• [WHAT TO DO] In the listing below, locate the lines that hold "website" and copy them.

• [RECORDS SHOWN]
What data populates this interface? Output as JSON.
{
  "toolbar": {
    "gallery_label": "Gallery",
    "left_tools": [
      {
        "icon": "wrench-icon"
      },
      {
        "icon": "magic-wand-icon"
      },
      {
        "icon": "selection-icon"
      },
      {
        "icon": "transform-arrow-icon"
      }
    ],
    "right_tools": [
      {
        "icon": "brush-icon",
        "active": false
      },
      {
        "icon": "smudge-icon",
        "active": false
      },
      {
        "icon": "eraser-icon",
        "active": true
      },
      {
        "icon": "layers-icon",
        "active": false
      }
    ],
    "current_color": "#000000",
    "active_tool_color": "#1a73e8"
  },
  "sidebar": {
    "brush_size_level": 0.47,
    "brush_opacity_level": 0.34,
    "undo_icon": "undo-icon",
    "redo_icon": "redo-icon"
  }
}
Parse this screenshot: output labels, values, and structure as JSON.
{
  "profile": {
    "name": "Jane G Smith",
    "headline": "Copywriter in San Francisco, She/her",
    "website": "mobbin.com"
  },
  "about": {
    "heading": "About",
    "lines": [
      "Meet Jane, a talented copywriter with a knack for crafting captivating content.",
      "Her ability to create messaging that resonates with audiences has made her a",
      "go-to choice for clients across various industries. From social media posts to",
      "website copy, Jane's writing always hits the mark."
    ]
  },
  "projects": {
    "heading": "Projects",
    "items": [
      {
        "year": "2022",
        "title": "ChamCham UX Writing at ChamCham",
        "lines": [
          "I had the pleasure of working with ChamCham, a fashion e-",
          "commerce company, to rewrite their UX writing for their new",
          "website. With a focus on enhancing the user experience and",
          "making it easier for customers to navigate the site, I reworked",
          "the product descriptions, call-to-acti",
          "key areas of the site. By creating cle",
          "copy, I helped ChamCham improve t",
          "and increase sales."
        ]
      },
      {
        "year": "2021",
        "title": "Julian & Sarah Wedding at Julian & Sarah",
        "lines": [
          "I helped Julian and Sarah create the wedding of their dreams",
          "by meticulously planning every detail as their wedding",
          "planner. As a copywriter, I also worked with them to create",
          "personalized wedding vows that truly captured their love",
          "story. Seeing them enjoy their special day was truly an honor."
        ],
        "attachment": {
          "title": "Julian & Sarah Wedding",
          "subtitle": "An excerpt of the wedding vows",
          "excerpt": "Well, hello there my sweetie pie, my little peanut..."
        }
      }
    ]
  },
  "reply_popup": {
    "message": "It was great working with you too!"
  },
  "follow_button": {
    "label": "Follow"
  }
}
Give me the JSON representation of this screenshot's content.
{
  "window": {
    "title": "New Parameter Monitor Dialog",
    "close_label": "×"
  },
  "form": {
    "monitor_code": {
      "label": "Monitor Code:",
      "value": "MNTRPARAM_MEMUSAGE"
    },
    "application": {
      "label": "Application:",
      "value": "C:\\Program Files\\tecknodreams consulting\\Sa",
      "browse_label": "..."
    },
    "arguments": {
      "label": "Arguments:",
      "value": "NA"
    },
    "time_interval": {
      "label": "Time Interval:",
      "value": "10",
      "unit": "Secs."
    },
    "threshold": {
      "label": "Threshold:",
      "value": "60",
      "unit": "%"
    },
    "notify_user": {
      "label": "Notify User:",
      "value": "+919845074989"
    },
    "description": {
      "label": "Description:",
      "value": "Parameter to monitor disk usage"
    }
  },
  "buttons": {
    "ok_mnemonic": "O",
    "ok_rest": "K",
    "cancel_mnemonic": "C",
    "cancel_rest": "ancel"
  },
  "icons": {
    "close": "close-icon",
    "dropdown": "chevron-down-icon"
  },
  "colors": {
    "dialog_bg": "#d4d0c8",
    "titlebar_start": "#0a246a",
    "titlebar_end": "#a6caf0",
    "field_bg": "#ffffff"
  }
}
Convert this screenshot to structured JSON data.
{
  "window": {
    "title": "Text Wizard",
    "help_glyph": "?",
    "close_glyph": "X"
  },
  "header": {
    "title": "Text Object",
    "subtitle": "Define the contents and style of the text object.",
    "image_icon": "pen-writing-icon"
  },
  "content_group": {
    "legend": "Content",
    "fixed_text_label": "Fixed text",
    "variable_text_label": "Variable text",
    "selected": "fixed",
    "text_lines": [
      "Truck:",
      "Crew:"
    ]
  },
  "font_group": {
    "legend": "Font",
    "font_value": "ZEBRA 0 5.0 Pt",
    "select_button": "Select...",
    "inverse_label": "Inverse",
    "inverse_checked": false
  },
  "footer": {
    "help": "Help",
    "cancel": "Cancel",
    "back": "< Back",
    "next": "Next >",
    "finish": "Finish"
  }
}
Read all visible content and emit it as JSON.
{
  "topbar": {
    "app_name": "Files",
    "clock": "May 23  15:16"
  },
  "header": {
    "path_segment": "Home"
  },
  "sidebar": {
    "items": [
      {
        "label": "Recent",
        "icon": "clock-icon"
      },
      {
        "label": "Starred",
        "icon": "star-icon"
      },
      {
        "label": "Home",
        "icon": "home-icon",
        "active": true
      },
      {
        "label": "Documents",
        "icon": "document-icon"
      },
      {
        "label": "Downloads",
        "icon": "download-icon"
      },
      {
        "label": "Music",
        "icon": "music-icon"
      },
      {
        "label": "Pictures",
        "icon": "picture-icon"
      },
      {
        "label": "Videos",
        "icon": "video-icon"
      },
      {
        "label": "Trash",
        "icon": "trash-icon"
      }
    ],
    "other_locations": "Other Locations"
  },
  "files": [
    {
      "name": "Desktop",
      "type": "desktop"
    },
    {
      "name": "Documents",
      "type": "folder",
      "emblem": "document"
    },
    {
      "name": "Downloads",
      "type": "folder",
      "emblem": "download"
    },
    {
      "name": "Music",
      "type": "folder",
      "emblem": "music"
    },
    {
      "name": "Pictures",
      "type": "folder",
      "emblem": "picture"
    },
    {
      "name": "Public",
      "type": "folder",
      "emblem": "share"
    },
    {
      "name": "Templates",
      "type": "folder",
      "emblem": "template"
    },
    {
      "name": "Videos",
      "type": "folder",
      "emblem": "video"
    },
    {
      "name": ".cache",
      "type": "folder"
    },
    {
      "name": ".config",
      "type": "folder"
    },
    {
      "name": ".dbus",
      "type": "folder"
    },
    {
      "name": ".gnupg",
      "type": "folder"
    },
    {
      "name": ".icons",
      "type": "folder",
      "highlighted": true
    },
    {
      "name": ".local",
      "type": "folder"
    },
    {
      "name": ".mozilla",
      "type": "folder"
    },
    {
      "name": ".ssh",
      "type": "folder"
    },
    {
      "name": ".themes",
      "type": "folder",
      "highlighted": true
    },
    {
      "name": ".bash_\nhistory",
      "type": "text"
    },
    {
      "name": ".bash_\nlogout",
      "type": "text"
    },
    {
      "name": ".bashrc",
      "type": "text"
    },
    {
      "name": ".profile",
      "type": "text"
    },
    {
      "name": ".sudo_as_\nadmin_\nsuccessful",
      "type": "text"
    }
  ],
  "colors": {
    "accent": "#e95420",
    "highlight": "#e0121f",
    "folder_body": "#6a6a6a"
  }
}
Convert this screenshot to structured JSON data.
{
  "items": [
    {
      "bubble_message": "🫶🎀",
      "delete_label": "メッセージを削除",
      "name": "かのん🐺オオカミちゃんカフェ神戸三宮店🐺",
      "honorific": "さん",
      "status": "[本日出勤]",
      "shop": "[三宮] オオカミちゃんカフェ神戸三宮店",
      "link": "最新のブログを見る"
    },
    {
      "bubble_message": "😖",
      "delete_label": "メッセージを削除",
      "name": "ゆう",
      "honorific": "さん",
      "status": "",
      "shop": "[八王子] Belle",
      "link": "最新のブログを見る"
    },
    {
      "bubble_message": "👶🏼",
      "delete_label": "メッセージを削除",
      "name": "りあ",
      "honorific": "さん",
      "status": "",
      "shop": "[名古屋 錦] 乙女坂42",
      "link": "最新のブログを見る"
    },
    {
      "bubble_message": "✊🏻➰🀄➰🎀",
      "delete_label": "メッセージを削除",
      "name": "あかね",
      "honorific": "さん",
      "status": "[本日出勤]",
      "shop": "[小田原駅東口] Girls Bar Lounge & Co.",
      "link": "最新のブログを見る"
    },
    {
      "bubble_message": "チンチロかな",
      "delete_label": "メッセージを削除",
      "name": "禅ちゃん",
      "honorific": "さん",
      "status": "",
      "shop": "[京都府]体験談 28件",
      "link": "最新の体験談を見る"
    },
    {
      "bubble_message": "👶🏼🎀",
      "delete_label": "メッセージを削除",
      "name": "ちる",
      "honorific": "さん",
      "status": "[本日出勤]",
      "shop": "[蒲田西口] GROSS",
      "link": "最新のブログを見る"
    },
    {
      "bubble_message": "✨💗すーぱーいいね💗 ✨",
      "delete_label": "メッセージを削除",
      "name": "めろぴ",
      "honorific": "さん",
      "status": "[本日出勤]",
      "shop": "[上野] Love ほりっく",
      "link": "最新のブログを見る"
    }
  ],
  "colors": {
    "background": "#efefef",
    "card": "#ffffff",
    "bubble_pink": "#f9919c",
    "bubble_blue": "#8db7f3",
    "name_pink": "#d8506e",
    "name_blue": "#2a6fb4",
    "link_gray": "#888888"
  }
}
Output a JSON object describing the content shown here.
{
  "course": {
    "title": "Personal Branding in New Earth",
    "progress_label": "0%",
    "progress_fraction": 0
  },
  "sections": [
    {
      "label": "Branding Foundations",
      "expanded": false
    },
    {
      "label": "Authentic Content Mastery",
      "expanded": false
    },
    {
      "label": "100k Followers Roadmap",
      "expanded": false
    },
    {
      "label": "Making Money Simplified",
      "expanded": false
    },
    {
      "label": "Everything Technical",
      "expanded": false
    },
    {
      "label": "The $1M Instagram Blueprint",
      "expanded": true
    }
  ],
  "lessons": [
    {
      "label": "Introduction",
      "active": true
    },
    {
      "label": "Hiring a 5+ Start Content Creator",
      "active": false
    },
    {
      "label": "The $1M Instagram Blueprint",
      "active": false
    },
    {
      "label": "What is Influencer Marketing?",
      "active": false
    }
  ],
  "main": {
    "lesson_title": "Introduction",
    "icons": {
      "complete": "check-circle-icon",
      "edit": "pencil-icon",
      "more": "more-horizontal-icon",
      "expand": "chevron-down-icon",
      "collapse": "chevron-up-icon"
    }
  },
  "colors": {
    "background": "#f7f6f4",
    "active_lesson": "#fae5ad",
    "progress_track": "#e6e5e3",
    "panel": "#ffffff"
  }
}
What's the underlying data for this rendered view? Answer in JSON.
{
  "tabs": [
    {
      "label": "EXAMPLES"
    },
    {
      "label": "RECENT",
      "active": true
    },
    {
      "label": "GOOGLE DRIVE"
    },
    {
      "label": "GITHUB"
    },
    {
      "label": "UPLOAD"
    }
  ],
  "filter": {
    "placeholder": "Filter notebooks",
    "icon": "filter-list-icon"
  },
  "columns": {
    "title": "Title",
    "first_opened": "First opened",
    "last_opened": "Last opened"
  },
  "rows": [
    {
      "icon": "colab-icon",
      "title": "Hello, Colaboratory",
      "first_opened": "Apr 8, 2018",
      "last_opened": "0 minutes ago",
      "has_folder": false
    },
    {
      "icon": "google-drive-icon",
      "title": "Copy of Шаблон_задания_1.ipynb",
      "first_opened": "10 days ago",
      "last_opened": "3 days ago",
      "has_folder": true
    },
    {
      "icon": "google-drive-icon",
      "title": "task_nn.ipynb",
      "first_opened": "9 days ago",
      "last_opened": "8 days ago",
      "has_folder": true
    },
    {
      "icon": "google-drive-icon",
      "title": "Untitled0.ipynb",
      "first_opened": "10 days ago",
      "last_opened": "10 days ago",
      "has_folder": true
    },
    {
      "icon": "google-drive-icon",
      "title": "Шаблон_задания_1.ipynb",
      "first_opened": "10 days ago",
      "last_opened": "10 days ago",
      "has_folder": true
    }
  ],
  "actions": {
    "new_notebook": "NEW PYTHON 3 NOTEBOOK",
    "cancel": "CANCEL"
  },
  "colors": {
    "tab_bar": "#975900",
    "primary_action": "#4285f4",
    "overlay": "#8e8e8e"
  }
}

• [TASK SOLUTION]
    "website": "mobbin.com"
      "website copy, Jane's writing always hits the mark."
          "website. With a focus on enhancing the user experience and",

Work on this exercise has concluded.